Records from a dataset
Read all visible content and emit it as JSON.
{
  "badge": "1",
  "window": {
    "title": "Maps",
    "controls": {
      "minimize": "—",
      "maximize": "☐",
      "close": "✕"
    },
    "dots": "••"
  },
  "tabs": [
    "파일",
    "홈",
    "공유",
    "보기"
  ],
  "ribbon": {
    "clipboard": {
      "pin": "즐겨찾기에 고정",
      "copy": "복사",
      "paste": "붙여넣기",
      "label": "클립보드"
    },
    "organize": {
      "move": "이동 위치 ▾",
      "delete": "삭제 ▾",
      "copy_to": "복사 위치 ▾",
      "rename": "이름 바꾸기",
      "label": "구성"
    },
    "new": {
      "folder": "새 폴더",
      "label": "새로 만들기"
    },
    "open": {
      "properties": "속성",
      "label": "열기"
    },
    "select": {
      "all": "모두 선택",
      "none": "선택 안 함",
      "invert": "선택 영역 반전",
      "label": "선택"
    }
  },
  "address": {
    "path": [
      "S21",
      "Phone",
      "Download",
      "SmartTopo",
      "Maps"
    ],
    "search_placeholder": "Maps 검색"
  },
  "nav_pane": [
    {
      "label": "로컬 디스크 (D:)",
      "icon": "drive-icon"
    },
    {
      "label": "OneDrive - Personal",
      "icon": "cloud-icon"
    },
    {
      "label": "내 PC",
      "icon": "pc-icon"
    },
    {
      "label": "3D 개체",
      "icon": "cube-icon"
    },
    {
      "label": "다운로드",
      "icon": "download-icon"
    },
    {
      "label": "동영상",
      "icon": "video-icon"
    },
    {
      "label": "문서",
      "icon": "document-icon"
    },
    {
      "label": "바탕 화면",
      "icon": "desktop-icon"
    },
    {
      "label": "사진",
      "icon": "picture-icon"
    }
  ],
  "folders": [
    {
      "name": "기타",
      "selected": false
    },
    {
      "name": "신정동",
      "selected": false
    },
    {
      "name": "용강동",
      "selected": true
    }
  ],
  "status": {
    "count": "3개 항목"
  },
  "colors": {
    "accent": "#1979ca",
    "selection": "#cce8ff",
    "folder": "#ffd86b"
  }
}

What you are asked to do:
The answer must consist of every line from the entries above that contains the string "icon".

Task solution:
      "icon": "drive-icon"
      "icon": "cloud-icon"
      "icon": "pc-icon"
      "icon": "cube-icon"
      "icon": "download-icon"
      "icon": "video-icon"
      "icon": "document-icon"
      "icon": "desktop-icon"
      "icon": "picture-icon"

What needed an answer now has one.